This Was Our Youth
For as long as I can remember, if I read about something someone was doing that seemed both amazing and unattainable, instead of getting jealous I just thought, “Oh well, I’ll do that someday.” And then I added to the list I kept in my head of things to work toward. It wasn’t a life plan, just a recording of things that I should really consider doing. I figured someday I’d wear a designer dress, have a rewarding creative career, buy a dream house, write a book, give lots of money to inner city arts programs, walk a red carpet.
By its very nature, any recording of this list is going to be incomplete and somewhat inaccurate, because it has always shifted like the sands. But this scattershot list-making has, on the whole, worked well for me. That level of what I’d call self-delusion is the only thing that kept me powering forward, well past what anyone would consider reasonable limits for a kid not born into power or money. But as I watched the opening of the Emmys this weekend from the bleachers, and pondered the fact that I had not, in fact, walked a red carpet, I wondered if it wasn’t time to reconsider. At going-on-thirty-five, wasn’t it time to resign myself to the things I would never get a chance to do? Isn’t that what this period of my life is supposed to be about?
And then I thought, nah.
That’s no way to live.
I spent a good chunk of my twenties facing up to my limits. When forced to make a big decision, my guiding principal has always been that I don’t ever want to look back, and wonder, “What if…?” I would rather know with certainty that I couldn’t, than look back pretending that maybe I could have, if I’d been one of the people brave enough to give it a go.

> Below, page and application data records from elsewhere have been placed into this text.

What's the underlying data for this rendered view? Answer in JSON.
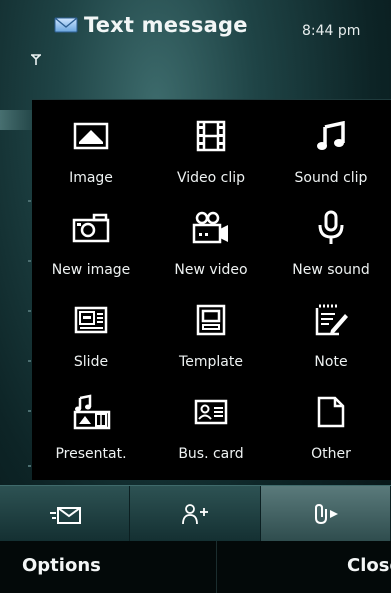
{
  "status": {
    "title": "Text message",
    "time": "8:44 pm",
    "icons": [
      "mail-icon",
      "signal-icon"
    ]
  },
  "insert_menu": {
    "items": [
      {
        "label": "Image",
        "icon": "image-icon"
      },
      {
        "label": "Video clip",
        "icon": "film-icon"
      },
      {
        "label": "Sound clip",
        "icon": "music-note-icon"
      },
      {
        "label": "New image",
        "icon": "camera-icon"
      },
      {
        "label": "New video",
        "icon": "video-camera-icon"
      },
      {
        "label": "New sound",
        "icon": "microphone-icon"
      },
      {
        "label": "Slide",
        "icon": "slide-icon"
      },
      {
        "label": "Template",
        "icon": "template-icon"
      },
      {
        "label": "Note",
        "icon": "note-icon"
      },
      {
        "label": "Presentat.",
        "icon": "presentation-icon"
      },
      {
        "label": "Bus. card",
        "icon": "business-card-icon"
      },
      {
        "label": "Other",
        "icon": "blank-document-icon"
      }
    ]
  },
  "tabs": [
    {
      "icon": "send-message-icon"
    },
    {
      "icon": "add-recipient-icon"
    },
    {
      "icon": "attach-icon",
      "active": true
    }
  ],
  "softkeys": {
    "left": "Options",
    "right": "Close"
  },
  "colors": {
    "panel_bg": "#000000",
    "tab_active": "#5a7a7b",
    "text": "#ffffff"
  }
}
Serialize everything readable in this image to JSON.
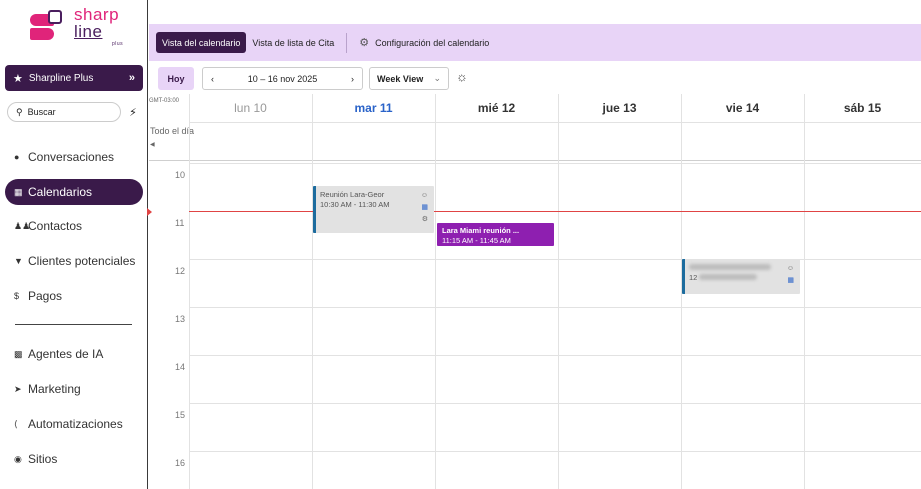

When I was asked at David’s ten-year college reunion why I quit acting, I said, “I wasn’t good enough.” The question asker gasped, and I shrugged, because I knew it was true. I’d failed, I’d sat on the sidelines for a while recovering, I’d tried something new and hated that far more, and then I’d allowed myself to be surprised by something I was unexpectedly quite good at. Whatever sting there might have been was long gone.
At almost thirty-five, and I’m in the middle ground, these days. I have plenty of time to accomplish all kinds of things, if I’m willing to keep risking failure. But I no longer have seemingly endless time. My life no longer stretches out in front of me as a series of “What if’s?” Some of those questions are asked now, and answered. But to stop asking the questions? That is not a kind of adulthood I’m willing to even play at.
I don’t know when the feeling of being grown-up will arrive for any person. But this month, we’ll discuss the uncertainty of not feeling like an adult, and the gritty reality of acknowledging that life is happening right now. We’ll talk about owning up to our limits, going easy on ourselves, and settling into our own skins. And while the process of growing up is never over, this month we’ll talk about that feeling of arrival.
On the night of our five-year wedding anniversary, I sat looking out a hotel room window, thinking that I always wondered what kind of adult I’d be, and now I know. This is it, for better or worse, and I need to pay attention so I don’t miss it.